Several people emailed me, saying that they thought the interior is great. They should come get it before I haul it to the dump. I don’t mean to sound cruel, but it just isn’t what we want. My goal is pretty simple: Have a nice bedroom, a usable and simple kitchen, and a space that’s pleasant to be in. I know massive built-ins are the standard for RV’s but that isn’t my style. Even more important, it isn’t Diane’s So we’re aiming for light, open, airy, and beautiful.
Instead of Corian counter tops I’m using honeycomb aluminum panels with laminate tops. Each shelf and counter will weigh about 45 pounds less than the ones they replace. The aim is not just weight reduction, it’s safety and appropriate materials. In an accident a Corian countertop becomes a 60-pound frisbee headed for the front window. I can adequatly and solidly fix a ten-pound honeycome aluminum top, I’m not sure I could do that to the Corian. I can say for certain that the way they were fastened in the original interior served only to keep them from falling to the floor. I’m surprised the table survived hard braking.
Here’s the parts of the interior that I considered potentially worth salvaging, or that I needed to make measurements before ditching. And the aluminum thing in the foreground is the slide-in pantry shelf I built to replace that massive wooden structure on it’s side behind it. The original weighed 45 pounds, it’s replacement is less than five.

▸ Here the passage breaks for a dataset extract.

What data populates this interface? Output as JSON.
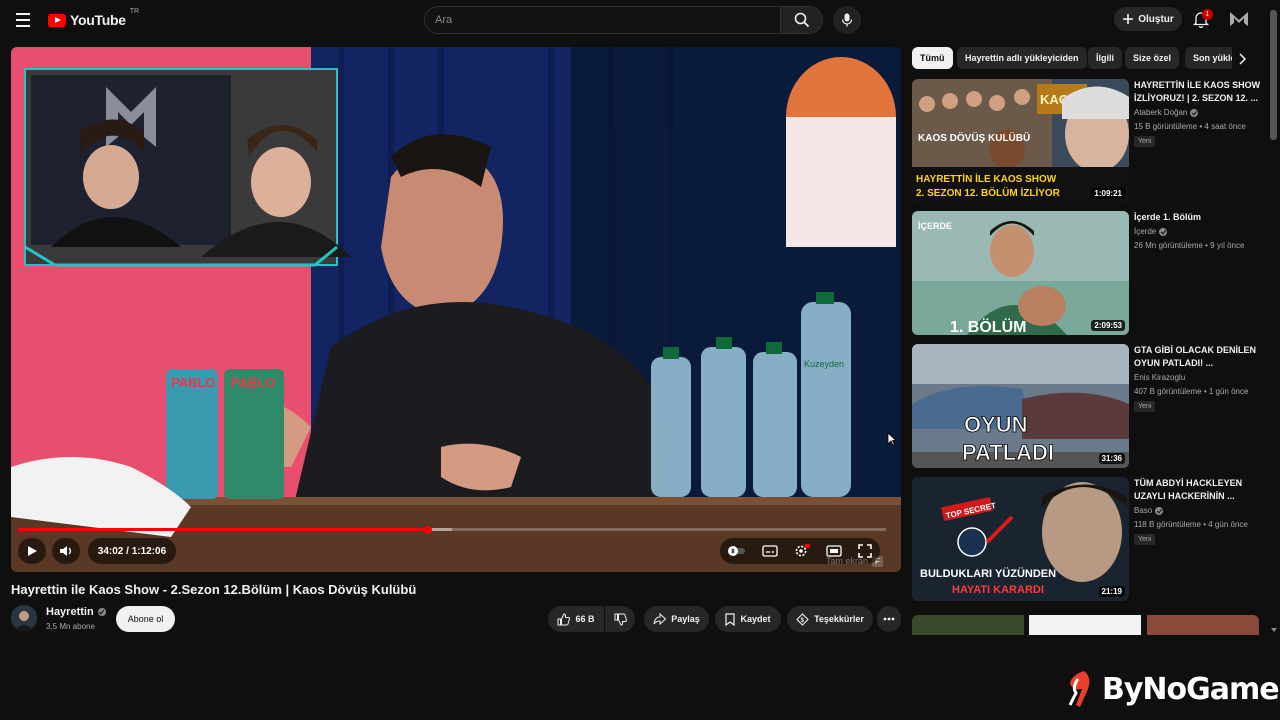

Click any picture to see full size.
That tall, narrow cabinet standing in the background is one of the many overhead cabinets. That one weighed 45 pounds–3/4″ plywood and MDF.
And this is a cabinet I built to replace it. About six pounds with the end caps. I made it from a single piece of .040″ aluminum, just bent the panel to form the mounting flanges, front, bottom and back. It screws into tapped holes in the extruded aluminum frame of the coach. A very strong mount. The opening will be guarded by three carbon fiber rods that can be slid aside. Across the cabin will be two similar cabinets, deeper, and with sliding doors.

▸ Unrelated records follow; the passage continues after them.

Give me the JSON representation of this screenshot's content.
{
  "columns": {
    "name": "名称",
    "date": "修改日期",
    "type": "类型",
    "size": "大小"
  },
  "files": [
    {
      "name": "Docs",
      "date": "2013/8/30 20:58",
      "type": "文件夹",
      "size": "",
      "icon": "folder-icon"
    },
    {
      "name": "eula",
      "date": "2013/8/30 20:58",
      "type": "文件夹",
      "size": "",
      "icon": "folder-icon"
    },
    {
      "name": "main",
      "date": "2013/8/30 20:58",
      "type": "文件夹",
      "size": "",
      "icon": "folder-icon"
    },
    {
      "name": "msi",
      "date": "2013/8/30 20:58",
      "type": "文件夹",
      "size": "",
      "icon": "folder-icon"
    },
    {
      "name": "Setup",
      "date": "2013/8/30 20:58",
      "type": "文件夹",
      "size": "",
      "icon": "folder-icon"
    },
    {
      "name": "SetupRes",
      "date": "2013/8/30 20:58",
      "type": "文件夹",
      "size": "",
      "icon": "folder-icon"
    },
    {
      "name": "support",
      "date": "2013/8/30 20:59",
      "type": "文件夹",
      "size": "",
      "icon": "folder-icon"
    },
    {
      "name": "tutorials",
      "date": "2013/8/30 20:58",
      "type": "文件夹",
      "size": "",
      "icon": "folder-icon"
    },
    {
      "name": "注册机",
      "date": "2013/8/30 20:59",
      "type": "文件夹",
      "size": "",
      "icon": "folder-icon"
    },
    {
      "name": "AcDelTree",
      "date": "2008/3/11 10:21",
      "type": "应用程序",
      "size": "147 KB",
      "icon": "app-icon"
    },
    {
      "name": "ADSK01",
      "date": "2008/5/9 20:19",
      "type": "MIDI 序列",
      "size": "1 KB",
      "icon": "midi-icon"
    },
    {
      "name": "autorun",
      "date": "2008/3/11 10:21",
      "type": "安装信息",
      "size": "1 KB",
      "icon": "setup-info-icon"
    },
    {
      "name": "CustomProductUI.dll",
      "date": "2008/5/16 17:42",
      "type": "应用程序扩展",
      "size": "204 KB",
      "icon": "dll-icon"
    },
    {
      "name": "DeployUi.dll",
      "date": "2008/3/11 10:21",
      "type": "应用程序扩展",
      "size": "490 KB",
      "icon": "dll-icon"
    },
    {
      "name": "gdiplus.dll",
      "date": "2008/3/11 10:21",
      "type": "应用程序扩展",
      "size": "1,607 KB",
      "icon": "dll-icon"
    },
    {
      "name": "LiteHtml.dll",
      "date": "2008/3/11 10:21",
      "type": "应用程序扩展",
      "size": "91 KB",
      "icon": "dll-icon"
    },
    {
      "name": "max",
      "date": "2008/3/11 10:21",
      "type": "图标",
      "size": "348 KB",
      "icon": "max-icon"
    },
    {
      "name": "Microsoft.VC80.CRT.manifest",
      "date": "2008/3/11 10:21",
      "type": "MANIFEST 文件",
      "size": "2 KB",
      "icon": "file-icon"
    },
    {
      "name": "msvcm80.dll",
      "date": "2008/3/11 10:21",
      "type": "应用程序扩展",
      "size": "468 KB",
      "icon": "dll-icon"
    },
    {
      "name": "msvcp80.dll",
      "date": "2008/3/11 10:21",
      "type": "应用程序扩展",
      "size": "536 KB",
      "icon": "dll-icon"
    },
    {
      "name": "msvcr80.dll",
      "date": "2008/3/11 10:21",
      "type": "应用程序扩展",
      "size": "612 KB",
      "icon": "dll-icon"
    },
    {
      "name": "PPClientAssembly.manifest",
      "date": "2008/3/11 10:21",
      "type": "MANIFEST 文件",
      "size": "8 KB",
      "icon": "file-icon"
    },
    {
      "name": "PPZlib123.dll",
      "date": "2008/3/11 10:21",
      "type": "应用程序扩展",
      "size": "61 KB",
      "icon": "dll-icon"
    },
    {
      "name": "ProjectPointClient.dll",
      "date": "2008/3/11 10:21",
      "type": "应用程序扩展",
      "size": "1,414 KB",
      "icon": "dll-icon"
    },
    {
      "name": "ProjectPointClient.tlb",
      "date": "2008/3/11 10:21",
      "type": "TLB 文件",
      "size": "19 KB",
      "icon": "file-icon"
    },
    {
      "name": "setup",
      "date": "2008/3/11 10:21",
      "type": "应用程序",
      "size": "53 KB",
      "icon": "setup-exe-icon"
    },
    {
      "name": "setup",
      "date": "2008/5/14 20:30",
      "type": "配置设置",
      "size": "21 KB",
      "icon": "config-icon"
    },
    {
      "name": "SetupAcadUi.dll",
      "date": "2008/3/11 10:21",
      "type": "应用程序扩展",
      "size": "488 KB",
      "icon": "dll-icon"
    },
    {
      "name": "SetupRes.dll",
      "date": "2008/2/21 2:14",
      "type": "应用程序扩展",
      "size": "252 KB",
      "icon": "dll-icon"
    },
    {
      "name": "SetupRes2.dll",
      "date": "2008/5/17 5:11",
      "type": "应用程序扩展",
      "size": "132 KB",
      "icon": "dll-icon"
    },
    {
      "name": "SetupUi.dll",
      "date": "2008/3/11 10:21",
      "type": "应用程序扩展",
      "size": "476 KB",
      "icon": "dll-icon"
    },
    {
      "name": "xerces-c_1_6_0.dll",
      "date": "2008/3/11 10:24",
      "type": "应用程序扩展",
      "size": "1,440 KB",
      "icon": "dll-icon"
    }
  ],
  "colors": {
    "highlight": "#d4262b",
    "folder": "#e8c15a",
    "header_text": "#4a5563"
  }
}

I’m also ditching the propane system. This will be all electric, with a big LiFePO4 battery and solar panels. I’ve insulated the floor and walls carefully with Polyiso panels and Reflectix. We’ll see how that goes, but carrying a huge weight of propane for the light heating and refrigeration load of an RV doesn’t seem like the best idea. I’m installing a compressor refrigerator to replace the absorption one. The electrical draw is surprisingly low. I’ll cover all that later. I’ve calculated likely air conditioning, heating, cooking and lighting loads. It looks a bit marginal for hot or cold weather if we’re not plugged in to shore power, but it should be enough for two days without sun. And we do have a 5.5 KW Onan genset, though I’d like to minimize using that.

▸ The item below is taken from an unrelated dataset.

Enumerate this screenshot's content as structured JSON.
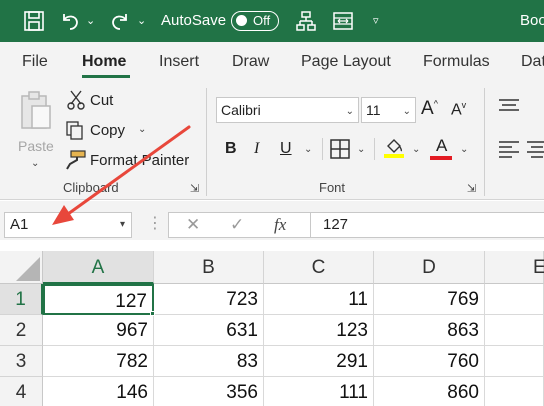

Here’s the trailer headed for the dump.
We also aim to have open space, and NO Shag Carpet. We’re using a high-end locking edge vinyl tile for the floors. If a tile gets damaged, the floor tiles can be lifted to replace the damaged tile.
Here’s the cab with the skanky shag carpet ripped out.
Sound deadening material installed (that big 455 engine is loud).
Thermal insulation installed–Polyiso and Reflectix.
And the finished floor.
Enough typing, time to get back to work.